- Assignment -
Repeat the whole listing word for word, skipping pictures.

Segment Open

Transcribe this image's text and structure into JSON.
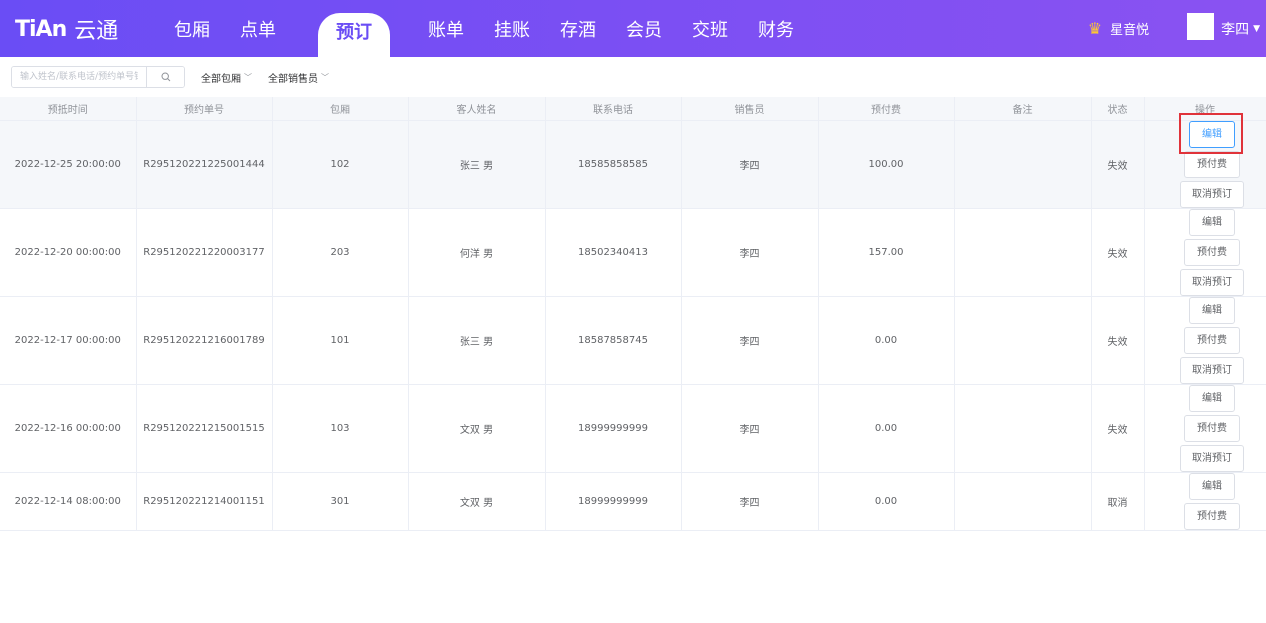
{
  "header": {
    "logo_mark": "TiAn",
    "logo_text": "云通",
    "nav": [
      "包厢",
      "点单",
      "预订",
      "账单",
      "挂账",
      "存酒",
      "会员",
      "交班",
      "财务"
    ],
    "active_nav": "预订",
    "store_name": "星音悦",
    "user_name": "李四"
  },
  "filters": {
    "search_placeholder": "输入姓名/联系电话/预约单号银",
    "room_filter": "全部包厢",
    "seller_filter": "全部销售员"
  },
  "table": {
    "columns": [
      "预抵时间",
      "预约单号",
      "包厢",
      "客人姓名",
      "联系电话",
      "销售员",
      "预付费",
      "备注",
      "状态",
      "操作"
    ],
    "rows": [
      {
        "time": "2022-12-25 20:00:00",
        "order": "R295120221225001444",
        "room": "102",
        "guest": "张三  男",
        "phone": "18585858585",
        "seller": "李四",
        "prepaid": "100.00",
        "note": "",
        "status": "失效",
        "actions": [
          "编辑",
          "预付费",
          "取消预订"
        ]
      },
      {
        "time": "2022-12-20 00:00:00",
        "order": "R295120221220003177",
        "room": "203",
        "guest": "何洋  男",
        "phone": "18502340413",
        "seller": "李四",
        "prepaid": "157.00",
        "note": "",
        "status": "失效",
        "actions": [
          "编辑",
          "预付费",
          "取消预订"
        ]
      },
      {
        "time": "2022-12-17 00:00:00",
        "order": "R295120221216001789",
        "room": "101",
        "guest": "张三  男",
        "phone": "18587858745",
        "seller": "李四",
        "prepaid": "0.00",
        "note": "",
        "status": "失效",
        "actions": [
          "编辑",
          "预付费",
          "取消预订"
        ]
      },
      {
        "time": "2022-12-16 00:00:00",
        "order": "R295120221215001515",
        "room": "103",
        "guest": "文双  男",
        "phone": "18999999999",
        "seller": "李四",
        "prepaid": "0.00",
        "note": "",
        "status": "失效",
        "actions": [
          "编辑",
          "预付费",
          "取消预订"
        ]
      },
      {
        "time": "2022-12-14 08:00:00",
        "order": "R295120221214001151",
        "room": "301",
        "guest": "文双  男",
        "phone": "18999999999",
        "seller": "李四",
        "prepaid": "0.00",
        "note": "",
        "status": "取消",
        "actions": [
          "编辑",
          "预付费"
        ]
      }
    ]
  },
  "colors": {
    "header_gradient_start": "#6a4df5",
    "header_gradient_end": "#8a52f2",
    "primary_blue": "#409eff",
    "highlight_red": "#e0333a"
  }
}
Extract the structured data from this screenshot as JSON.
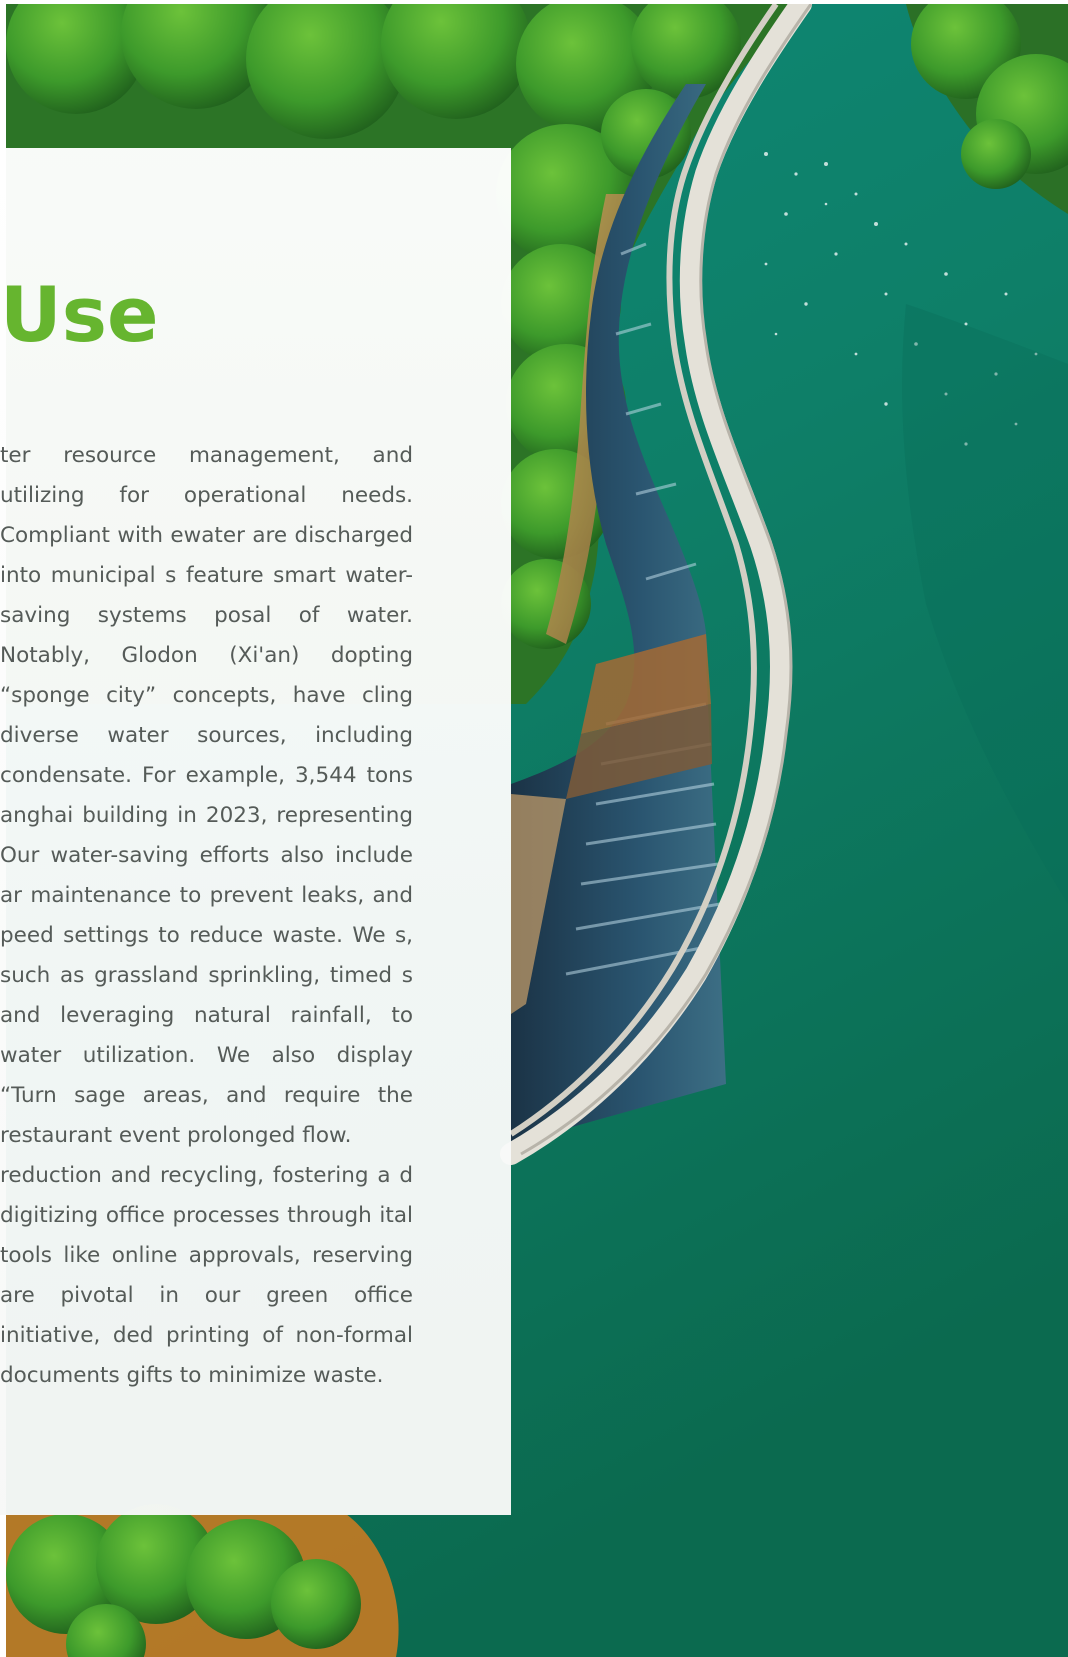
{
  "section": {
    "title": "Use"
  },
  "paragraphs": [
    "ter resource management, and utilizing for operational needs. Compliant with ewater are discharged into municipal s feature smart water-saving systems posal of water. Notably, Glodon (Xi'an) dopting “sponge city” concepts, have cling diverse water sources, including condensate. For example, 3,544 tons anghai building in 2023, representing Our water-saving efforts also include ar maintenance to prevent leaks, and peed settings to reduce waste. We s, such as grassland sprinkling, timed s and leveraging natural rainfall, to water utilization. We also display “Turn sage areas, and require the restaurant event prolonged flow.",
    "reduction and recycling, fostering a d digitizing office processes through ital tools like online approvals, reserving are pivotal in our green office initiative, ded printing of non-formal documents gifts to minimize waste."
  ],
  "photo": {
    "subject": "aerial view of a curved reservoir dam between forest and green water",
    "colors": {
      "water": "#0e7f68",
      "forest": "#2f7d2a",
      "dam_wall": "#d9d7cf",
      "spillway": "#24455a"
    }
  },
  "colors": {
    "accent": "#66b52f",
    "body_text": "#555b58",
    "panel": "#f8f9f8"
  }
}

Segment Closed

- Solution -
Transcribe this image's text and structure into JSON.
{
  "header": {
    "logo_mark": "TiAn",
    "logo_text": "云通",
    "nav": [
      "包厢",
      "点单",
      "预订",
      "账单",
      "挂账",
      "存酒",
      "会员",
      "交班",
      "财务"
    ],
    "active_nav": "预订",
    "store_name": "星音悦",
    "user_name": "李四"
  },
  "filters": {
    "search_placeholder": "输入姓名/联系电话/预约单号银",
    "room_filter": "全部包厢",
    "seller_filter": "全部销售员"
  },
  "table": {
    "columns": [
      "预抵时间",
      "预约单号",
      "包厢",
      "客人姓名",
      "联系电话",
      "销售员",
      "预付费",
      "备注",
      "状态",
      "操作"
    ],
    "rows": [
      {
        "time": "2022-12-25 20:00:00",
        "order": "R295120221225001444",
        "room": "102",
        "guest": "张三  男",
        "phone": "18585858585",
        "seller": "李四",
        "prepaid": "100.00",
        "note": "",
        "status": "失效",
        "actions": [
          "编辑",
          "预付费",
          "取消预订"
        ]
      },
      {
        "time": "2022-12-20 00:00:00",
        "order": "R295120221220003177",
        "room": "203",
        "guest": "何洋  男",
        "phone": "18502340413",
        "seller": "李四",
        "prepaid": "157.00",
        "note": "",
        "status": "失效",
        "actions": [
          "编辑",
          "预付费",
          "取消预订"
        ]
      },
      {
        "time": "2022-12-17 00:00:00",
        "order": "R295120221216001789",
        "room": "101",
        "guest": "张三  男",
        "phone": "18587858745",
        "seller": "李四",
        "prepaid": "0.00",
        "note": "",
        "status": "失效",
        "actions": [
          "编辑",
          "预付费",
          "取消预订"
        ]
      },
      {
        "time": "2022-12-16 00:00:00",
        "order": "R295120221215001515",
        "room": "103",
        "guest": "文双  男",
        "phone": "18999999999",
        "seller": "李四",
        "prepaid": "0.00",
        "note": "",
        "status": "失效",
        "actions": [
          "编辑",
          "预付费",
          "取消预订"
        ]
      },
      {
        "time": "2022-12-14 08:00:00",
        "order": "R295120221214001151",
        "room": "301",
        "guest": "文双  男",
        "phone": "18999999999",
        "seller": "李四",
        "prepaid": "0.00",
        "note": "",
        "status": "取消",
        "actions": [
          "编辑",
          "预付费"
        ]
      }
    ]
  },
  "colors": {
    "header_gradient_start": "#6a4df5",
    "header_gradient_end": "#8a52f2",
    "primary_blue": "#409eff",
    "highlight_red": "#e0333a"
  }
}
Extract the structured data from this screenshot as JSON.
{
  "section": {
    "title": "Use"
  },
  "paragraphs": [
    "ter resource management, and utilizing for operational needs. Compliant with ewater are discharged into municipal s feature smart water-saving systems posal of water. Notably, Glodon (Xi'an) dopting “sponge city” concepts, have cling diverse water sources, including condensate. For example, 3,544 tons anghai building in 2023, representing Our water-saving efforts also include ar maintenance to prevent leaks, and peed settings to reduce waste. We s, such as grassland sprinkling, timed s and leveraging natural rainfall, to water utilization. We also display “Turn sage areas, and require the restaurant event prolonged flow.",
    "reduction and recycling, fostering a d digitizing office processes through ital tools like online approvals, reserving are pivotal in our green office initiative, ded printing of non-formal documents gifts to minimize waste."
  ],
  "photo": {
    "subject": "aerial view of a curved reservoir dam between forest and green water",
    "colors": {
      "water": "#0e7f68",
      "forest": "#2f7d2a",
      "dam_wall": "#d9d7cf",
      "spillway": "#24455a"
    }
  },
  "colors": {
    "accent": "#66b52f",
    "body_text": "#555b58",
    "panel": "#f8f9f8"
  }
}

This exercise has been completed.